- **TASK INSTRUCTIONS**: Print out the complete set of records below, exactly as they read.

↓

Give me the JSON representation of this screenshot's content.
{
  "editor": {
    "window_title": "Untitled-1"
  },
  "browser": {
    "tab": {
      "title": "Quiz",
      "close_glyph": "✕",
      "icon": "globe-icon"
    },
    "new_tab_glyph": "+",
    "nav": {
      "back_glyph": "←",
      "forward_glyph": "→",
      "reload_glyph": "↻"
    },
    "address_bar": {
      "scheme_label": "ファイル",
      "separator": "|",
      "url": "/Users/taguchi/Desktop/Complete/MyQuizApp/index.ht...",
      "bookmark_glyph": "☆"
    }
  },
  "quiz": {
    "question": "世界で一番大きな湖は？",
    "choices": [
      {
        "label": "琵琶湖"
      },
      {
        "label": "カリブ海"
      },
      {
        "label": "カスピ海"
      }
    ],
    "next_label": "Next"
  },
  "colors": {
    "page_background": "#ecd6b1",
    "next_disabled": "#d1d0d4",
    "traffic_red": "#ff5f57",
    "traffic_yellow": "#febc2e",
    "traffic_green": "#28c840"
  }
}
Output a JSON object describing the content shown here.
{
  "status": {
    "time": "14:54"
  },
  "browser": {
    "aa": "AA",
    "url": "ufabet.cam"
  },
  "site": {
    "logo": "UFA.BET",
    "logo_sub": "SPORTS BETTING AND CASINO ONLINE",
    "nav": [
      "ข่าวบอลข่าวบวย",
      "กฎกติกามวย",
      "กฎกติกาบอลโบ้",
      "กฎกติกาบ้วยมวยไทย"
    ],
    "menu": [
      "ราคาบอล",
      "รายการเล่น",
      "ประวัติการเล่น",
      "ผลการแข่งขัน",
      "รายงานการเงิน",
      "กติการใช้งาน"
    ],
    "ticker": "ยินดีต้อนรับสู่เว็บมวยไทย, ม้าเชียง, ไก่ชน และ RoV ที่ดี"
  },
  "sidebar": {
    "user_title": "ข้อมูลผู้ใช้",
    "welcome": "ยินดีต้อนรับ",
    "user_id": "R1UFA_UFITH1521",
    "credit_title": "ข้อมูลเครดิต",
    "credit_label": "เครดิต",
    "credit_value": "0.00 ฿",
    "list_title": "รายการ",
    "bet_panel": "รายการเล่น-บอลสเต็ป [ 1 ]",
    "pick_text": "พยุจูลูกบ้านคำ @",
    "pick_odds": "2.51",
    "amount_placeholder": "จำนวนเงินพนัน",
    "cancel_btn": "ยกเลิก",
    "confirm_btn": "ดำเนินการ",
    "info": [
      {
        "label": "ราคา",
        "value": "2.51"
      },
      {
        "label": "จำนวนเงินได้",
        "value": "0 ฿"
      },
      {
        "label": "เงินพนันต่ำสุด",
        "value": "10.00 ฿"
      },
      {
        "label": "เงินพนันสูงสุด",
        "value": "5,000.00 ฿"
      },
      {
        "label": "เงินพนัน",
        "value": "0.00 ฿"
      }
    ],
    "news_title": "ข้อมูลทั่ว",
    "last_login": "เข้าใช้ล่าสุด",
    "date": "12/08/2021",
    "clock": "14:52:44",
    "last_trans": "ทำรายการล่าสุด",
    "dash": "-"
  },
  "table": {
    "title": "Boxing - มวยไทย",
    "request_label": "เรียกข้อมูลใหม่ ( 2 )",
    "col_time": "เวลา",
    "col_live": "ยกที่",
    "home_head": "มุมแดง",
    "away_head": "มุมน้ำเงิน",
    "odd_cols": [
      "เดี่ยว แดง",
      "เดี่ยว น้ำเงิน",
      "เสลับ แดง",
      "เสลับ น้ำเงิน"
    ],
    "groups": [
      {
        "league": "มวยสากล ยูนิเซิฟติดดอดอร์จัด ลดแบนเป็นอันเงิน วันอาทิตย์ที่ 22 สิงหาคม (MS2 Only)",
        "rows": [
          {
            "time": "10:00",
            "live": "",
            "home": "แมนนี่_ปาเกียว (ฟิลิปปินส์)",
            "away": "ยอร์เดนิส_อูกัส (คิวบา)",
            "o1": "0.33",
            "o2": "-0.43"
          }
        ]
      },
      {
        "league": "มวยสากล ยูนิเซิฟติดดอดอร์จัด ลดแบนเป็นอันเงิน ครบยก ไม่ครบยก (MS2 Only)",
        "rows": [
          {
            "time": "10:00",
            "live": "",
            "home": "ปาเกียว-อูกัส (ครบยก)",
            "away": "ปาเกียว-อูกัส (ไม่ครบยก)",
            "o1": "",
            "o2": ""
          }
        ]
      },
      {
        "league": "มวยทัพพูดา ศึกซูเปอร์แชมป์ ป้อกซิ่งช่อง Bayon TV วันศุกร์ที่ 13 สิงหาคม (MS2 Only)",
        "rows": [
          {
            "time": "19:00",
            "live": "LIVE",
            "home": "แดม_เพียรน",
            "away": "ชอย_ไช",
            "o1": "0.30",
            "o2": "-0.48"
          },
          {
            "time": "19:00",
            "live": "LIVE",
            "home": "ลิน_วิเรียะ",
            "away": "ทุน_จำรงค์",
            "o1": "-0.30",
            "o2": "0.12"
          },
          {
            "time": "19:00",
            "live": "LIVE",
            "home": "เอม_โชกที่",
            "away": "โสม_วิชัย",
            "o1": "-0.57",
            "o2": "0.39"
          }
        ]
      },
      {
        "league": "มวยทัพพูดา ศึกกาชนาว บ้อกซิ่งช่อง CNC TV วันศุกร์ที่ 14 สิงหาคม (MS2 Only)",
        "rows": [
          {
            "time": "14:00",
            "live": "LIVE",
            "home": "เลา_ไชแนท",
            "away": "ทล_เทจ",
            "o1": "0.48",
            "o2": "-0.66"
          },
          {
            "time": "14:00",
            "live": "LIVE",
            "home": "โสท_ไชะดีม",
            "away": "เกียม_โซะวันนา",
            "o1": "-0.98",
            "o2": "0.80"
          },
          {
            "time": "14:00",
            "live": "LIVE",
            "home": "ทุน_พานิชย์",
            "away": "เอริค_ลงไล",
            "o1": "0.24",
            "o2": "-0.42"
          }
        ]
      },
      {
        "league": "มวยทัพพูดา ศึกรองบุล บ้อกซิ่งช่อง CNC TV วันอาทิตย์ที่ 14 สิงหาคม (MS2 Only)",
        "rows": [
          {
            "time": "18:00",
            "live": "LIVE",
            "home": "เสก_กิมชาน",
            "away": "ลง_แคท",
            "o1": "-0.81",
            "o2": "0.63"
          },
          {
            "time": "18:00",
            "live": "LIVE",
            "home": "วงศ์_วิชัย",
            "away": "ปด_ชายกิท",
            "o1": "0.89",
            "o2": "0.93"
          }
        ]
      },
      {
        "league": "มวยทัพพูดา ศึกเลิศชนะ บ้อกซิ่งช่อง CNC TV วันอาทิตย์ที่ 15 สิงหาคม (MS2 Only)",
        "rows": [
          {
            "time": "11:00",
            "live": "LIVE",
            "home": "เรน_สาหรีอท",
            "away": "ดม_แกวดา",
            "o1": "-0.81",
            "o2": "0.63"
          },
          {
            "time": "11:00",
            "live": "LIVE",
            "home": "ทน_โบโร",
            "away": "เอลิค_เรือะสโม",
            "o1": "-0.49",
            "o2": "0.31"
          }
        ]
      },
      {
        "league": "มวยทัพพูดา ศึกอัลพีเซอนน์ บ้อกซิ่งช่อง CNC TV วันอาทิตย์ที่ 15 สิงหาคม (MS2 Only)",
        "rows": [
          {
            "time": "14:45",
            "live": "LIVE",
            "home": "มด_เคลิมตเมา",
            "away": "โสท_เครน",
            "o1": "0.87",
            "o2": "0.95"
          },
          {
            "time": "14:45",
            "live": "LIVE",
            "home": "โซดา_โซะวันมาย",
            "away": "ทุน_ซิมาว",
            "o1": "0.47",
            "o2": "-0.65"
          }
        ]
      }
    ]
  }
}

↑

- **ANSWER**:
Give me the JSON representation of this screenshot's content.
{
  "editor": {
    "window_title": "Untitled-1"
  },
  "browser": {
    "tab": {
      "title": "Quiz",
      "close_glyph": "✕",
      "icon": "globe-icon"
    },
    "new_tab_glyph": "+",
    "nav": {
      "back_glyph": "←",
      "forward_glyph": "→",
      "reload_glyph": "↻"
    },
    "address_bar": {
      "scheme_label": "ファイル",
      "separator": "|",
      "url": "/Users/taguchi/Desktop/Complete/MyQuizApp/index.ht...",
      "bookmark_glyph": "☆"
    }
  },
  "quiz": {
    "question": "世界で一番大きな湖は？",
    "choices": [
      {
        "label": "琵琶湖"
      },
      {
        "label": "カリブ海"
      },
      {
        "label": "カスピ海"
      }
    ],
    "next_label": "Next"
  },
  "colors": {
    "page_background": "#ecd6b1",
    "next_disabled": "#d1d0d4",
    "traffic_red": "#ff5f57",
    "traffic_yellow": "#febc2e",
    "traffic_green": "#28c840"
  }
}
Output a JSON object describing the content shown here.
{
  "status": {
    "time": "14:54"
  },
  "browser": {
    "aa": "AA",
    "url": "ufabet.cam"
  },
  "site": {
    "logo": "UFA.BET",
    "logo_sub": "SPORTS BETTING AND CASINO ONLINE",
    "nav": [
      "ข่าวบอลข่าวบวย",
      "กฎกติกามวย",
      "กฎกติกาบอลโบ้",
      "กฎกติกาบ้วยมวยไทย"
    ],
    "menu": [
      "ราคาบอล",
      "รายการเล่น",
      "ประวัติการเล่น",
      "ผลการแข่งขัน",
      "รายงานการเงิน",
      "กติการใช้งาน"
    ],
    "ticker": "ยินดีต้อนรับสู่เว็บมวยไทย, ม้าเชียง, ไก่ชน และ RoV ที่ดี"
  },
  "sidebar": {
    "user_title": "ข้อมูลผู้ใช้",
    "welcome": "ยินดีต้อนรับ",
    "user_id": "R1UFA_UFITH1521",
    "credit_title": "ข้อมูลเครดิต",
    "credit_label": "เครดิต",
    "credit_value": "0.00 ฿",
    "list_title": "รายการ",
    "bet_panel": "รายการเล่น-บอลสเต็ป [ 1 ]",
    "pick_text": "พยุจูลูกบ้านคำ @",
    "pick_odds": "2.51",
    "amount_placeholder": "จำนวนเงินพนัน",
    "cancel_btn": "ยกเลิก",
    "confirm_btn": "ดำเนินการ",
    "info": [
      {
        "label": "ราคา",
        "value": "2.51"
      },
      {
        "label": "จำนวนเงินได้",
        "value": "0 ฿"
      },
      {
        "label": "เงินพนันต่ำสุด",
        "value": "10.00 ฿"
      },
      {
        "label": "เงินพนันสูงสุด",
        "value": "5,000.00 ฿"
      },
      {
        "label": "เงินพนัน",
        "value": "0.00 ฿"
      }
    ],
    "news_title": "ข้อมูลทั่ว",
    "last_login": "เข้าใช้ล่าสุด",
    "date": "12/08/2021",
    "clock": "14:52:44",
    "last_trans": "ทำรายการล่าสุด",
    "dash": "-"
  },
  "table": {
    "title": "Boxing - มวยไทย",
    "request_label": "เรียกข้อมูลใหม่ ( 2 )",
    "col_time": "เวลา",
    "col_live": "ยกที่",
    "home_head": "มุมแดง",
    "away_head": "มุมน้ำเงิน",
    "odd_cols": [
      "เดี่ยว แดง",
      "เดี่ยว น้ำเงิน",
      "เสลับ แดง",
      "เสลับ น้ำเงิน"
    ],
    "groups": [
      {
        "league": "มวยสากล ยูนิเซิฟติดดอดอร์จัด ลดแบนเป็นอันเงิน วันอาทิตย์ที่ 22 สิงหาคม (MS2 Only)",
        "rows": [
          {
            "time": "10:00",
            "live": "",
            "home": "แมนนี่_ปาเกียว (ฟิลิปปินส์)",
            "away": "ยอร์เดนิส_อูกัส (คิวบา)",
            "o1": "0.33",
            "o2": "-0.43"
          }
        ]
      },
      {
        "league": "มวยสากล ยูนิเซิฟติดดอดอร์จัด ลดแบนเป็นอันเงิน ครบยก ไม่ครบยก (MS2 Only)",
        "rows": [
          {
            "time": "10:00",
            "live": "",
            "home": "ปาเกียว-อูกัส (ครบยก)",
            "away": "ปาเกียว-อูกัส (ไม่ครบยก)",
            "o1": "",
            "o2": ""
          }
        ]
      },
      {
        "league": "มวยทัพพูดา ศึกซูเปอร์แชมป์ ป้อกซิ่งช่อง Bayon TV วันศุกร์ที่ 13 สิงหาคม (MS2 Only)",
        "rows": [
          {
            "time": "19:00",
            "live": "LIVE",
            "home": "แดม_เพียรน",
            "away": "ชอย_ไช",
            "o1": "0.30",
            "o2": "-0.48"
          },
          {
            "time": "19:00",
            "live": "LIVE",
            "home": "ลิน_วิเรียะ",
            "away": "ทุน_จำรงค์",
            "o1": "-0.30",
            "o2": "0.12"
          },
          {
            "time": "19:00",
            "live": "LIVE",
            "home": "เอม_โชกที่",
            "away": "โสม_วิชัย",
            "o1": "-0.57",
            "o2": "0.39"
          }
        ]
      },
      {
        "league": "มวยทัพพูดา ศึกกาชนาว บ้อกซิ่งช่อง CNC TV วันศุกร์ที่ 14 สิงหาคม (MS2 Only)",
        "rows": [
          {
            "time": "14:00",
            "live": "LIVE",
            "home": "เลา_ไชแนท",
            "away": "ทล_เทจ",
            "o1": "0.48",
            "o2": "-0.66"
          },
          {
            "time": "14:00",
            "live": "LIVE",
            "home": "โสท_ไชะดีม",
            "away": "เกียม_โซะวันนา",
            "o1": "-0.98",
            "o2": "0.80"
          },
          {
            "time": "14:00",
            "live": "LIVE",
            "home": "ทุน_พานิชย์",
            "away": "เอริค_ลงไล",
            "o1": "0.24",
            "o2": "-0.42"
          }
        ]
      },
      {
        "league": "มวยทัพพูดา ศึกรองบุล บ้อกซิ่งช่อง CNC TV วันอาทิตย์ที่ 14 สิงหาคม (MS2 Only)",
        "rows": [
          {
            "time": "18:00",
            "live": "LIVE",
            "home": "เสก_กิมชาน",
            "away": "ลง_แคท",
            "o1": "-0.81",
            "o2": "0.63"
          },
          {
            "time": "18:00",
            "live": "LIVE",
            "home": "วงศ์_วิชัย",
            "away": "ปด_ชายกิท",
            "o1": "0.89",
            "o2": "0.93"
          }
        ]
      },
      {
        "league": "มวยทัพพูดา ศึกเลิศชนะ บ้อกซิ่งช่อง CNC TV วันอาทิตย์ที่ 15 สิงหาคม (MS2 Only)",
        "rows": [
          {
            "time": "11:00",
            "live": "LIVE",
            "home": "เรน_สาหรีอท",
            "away": "ดม_แกวดา",
            "o1": "-0.81",
            "o2": "0.63"
          },
          {
            "time": "11:00",
            "live": "LIVE",
            "home": "ทน_โบโร",
            "away": "เอลิค_เรือะสโม",
            "o1": "-0.49",
            "o2": "0.31"
          }
        ]
      },
      {
        "league": "มวยทัพพูดา ศึกอัลพีเซอนน์ บ้อกซิ่งช่อง CNC TV วันอาทิตย์ที่ 15 สิงหาคม (MS2 Only)",
        "rows": [
          {
            "time": "14:45",
            "live": "LIVE",
            "home": "มด_เคลิมตเมา",
            "away": "โสท_เครน",
            "o1": "0.87",
            "o2": "0.95"
          },
          {
            "time": "14:45",
            "live": "LIVE",
            "home": "โซดา_โซะวันมาย",
            "away": "ทุน_ซิมาว",
            "o1": "0.47",
            "o2": "-0.65"
          }
        ]
      }
    ]
  }
}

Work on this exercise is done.